» **Requirement**
With pictures removed, the data below should be returned exactly.

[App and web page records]
========================

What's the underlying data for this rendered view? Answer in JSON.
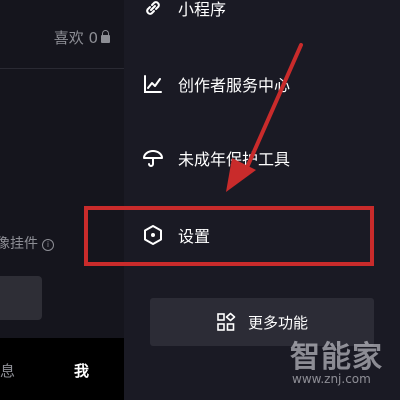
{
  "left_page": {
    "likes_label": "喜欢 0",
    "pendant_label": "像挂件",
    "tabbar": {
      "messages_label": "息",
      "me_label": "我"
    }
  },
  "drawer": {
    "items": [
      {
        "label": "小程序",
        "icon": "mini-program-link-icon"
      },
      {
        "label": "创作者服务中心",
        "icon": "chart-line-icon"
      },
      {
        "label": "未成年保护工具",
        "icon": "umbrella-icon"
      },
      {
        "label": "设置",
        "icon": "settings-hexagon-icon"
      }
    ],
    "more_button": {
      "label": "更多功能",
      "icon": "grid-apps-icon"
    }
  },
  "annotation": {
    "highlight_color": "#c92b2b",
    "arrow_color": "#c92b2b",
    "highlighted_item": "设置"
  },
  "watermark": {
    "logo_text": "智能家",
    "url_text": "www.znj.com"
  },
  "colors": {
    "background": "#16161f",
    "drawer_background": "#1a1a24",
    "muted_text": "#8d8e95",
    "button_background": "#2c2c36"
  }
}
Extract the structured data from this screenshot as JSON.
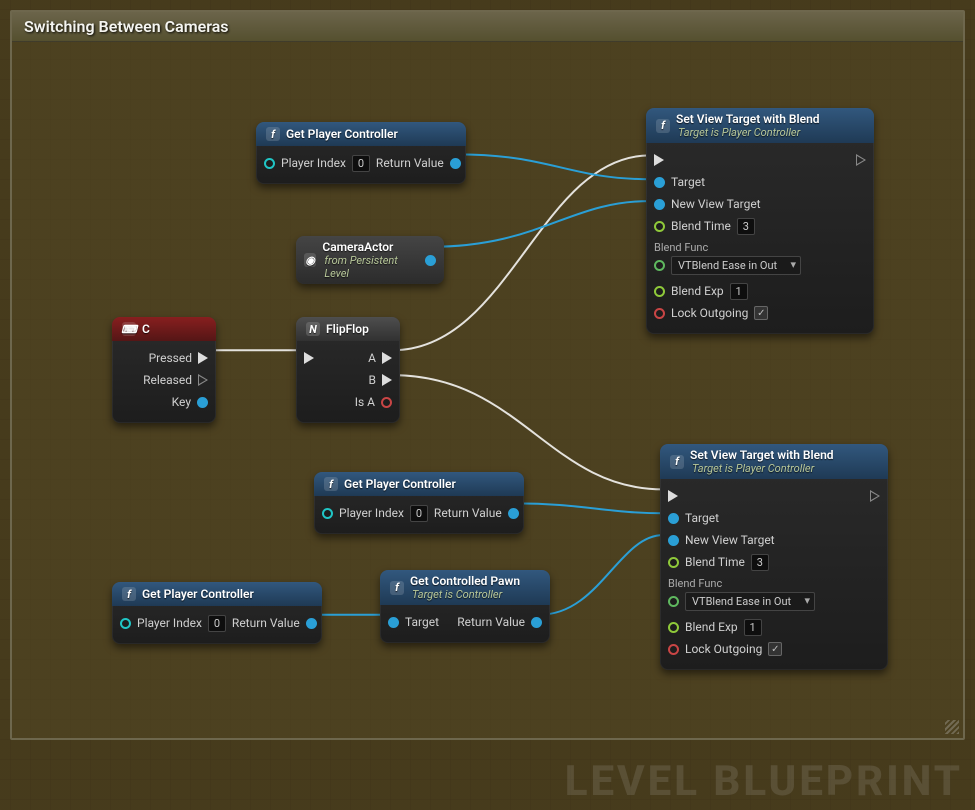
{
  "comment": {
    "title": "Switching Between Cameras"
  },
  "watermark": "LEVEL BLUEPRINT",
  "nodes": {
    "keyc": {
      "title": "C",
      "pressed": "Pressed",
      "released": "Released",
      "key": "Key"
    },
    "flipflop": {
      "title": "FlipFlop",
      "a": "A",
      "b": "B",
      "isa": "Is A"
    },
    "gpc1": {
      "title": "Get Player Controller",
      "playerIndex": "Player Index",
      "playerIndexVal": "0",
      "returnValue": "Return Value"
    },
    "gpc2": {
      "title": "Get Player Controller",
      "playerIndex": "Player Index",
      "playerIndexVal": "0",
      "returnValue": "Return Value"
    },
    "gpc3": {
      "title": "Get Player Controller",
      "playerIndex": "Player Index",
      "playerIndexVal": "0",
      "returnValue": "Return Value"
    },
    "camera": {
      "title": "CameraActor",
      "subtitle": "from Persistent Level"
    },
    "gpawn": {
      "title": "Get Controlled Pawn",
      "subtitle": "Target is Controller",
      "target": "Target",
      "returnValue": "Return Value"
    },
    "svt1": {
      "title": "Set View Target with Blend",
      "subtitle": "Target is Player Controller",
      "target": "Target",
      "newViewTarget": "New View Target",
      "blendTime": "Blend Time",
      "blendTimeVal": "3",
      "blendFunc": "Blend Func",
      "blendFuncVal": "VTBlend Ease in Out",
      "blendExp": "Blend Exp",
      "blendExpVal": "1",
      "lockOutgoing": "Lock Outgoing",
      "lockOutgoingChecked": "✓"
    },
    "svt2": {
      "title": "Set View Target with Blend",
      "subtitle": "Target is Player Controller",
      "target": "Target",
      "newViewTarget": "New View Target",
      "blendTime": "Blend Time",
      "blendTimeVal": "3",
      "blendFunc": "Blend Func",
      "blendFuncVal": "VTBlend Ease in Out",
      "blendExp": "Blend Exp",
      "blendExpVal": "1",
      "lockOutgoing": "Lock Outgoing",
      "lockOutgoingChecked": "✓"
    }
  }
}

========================

» **Answer for this exercise**
What's the underlying data for this rendered view? Answer in JSON.
{
  "left_page": {
    "likes_label": "喜欢 0",
    "pendant_label": "像挂件",
    "tabbar": {
      "messages_label": "息",
      "me_label": "我"
    }
  },
  "drawer": {
    "items": [
      {
        "label": "小程序",
        "icon": "mini-program-link-icon"
      },
      {
        "label": "创作者服务中心",
        "icon": "chart-line-icon"
      },
      {
        "label": "未成年保护工具",
        "icon": "umbrella-icon"
      },
      {
        "label": "设置",
        "icon": "settings-hexagon-icon"
      }
    ],
    "more_button": {
      "label": "更多功能",
      "icon": "grid-apps-icon"
    }
  },
  "annotation": {
    "highlight_color": "#c92b2b",
    "arrow_color": "#c92b2b",
    "highlighted_item": "设置"
  },
  "watermark": {
    "logo_text": "智能家",
    "url_text": "www.znj.com"
  },
  "colors": {
    "background": "#16161f",
    "drawer_background": "#1a1a24",
    "muted_text": "#8d8e95",
    "button_background": "#2c2c36"
  }
}
Extract the structured data from this screenshot as JSON.
{
  "comment": {
    "title": "Switching Between Cameras"
  },
  "watermark": "LEVEL BLUEPRINT",
  "nodes": {
    "keyc": {
      "title": "C",
      "pressed": "Pressed",
      "released": "Released",
      "key": "Key"
    },
    "flipflop": {
      "title": "FlipFlop",
      "a": "A",
      "b": "B",
      "isa": "Is A"
    },
    "gpc1": {
      "title": "Get Player Controller",
      "playerIndex": "Player Index",
      "playerIndexVal": "0",
      "returnValue": "Return Value"
    },
    "gpc2": {
      "title": "Get Player Controller",
      "playerIndex": "Player Index",
      "playerIndexVal": "0",
      "returnValue": "Return Value"
    },
    "gpc3": {
      "title": "Get Player Controller",
      "playerIndex": "Player Index",
      "playerIndexVal": "0",
      "returnValue": "Return Value"
    },
    "camera": {
      "title": "CameraActor",
      "subtitle": "from Persistent Level"
    },
    "gpawn": {
      "title": "Get Controlled Pawn",
      "subtitle": "Target is Controller",
      "target": "Target",
      "returnValue": "Return Value"
    },
    "svt1": {
      "title": "Set View Target with Blend",
      "subtitle": "Target is Player Controller",
      "target": "Target",
      "newViewTarget": "New View Target",
      "blendTime": "Blend Time",
      "blendTimeVal": "3",
      "blendFunc": "Blend Func",
      "blendFuncVal": "VTBlend Ease in Out",
      "blendExp": "Blend Exp",
      "blendExpVal": "1",
      "lockOutgoing": "Lock Outgoing",
      "lockOutgoingChecked": "✓"
    },
    "svt2": {
      "title": "Set View Target with Blend",
      "subtitle": "Target is Player Controller",
      "target": "Target",
      "newViewTarget": "New View Target",
      "blendTime": "Blend Time",
      "blendTimeVal": "3",
      "blendFunc": "Blend Func",
      "blendFuncVal": "VTBlend Ease in Out",
      "blendExp": "Blend Exp",
      "blendExpVal": "1",
      "lockOutgoing": "Lock Outgoing",
      "lockOutgoingChecked": "✓"
    }
  }
}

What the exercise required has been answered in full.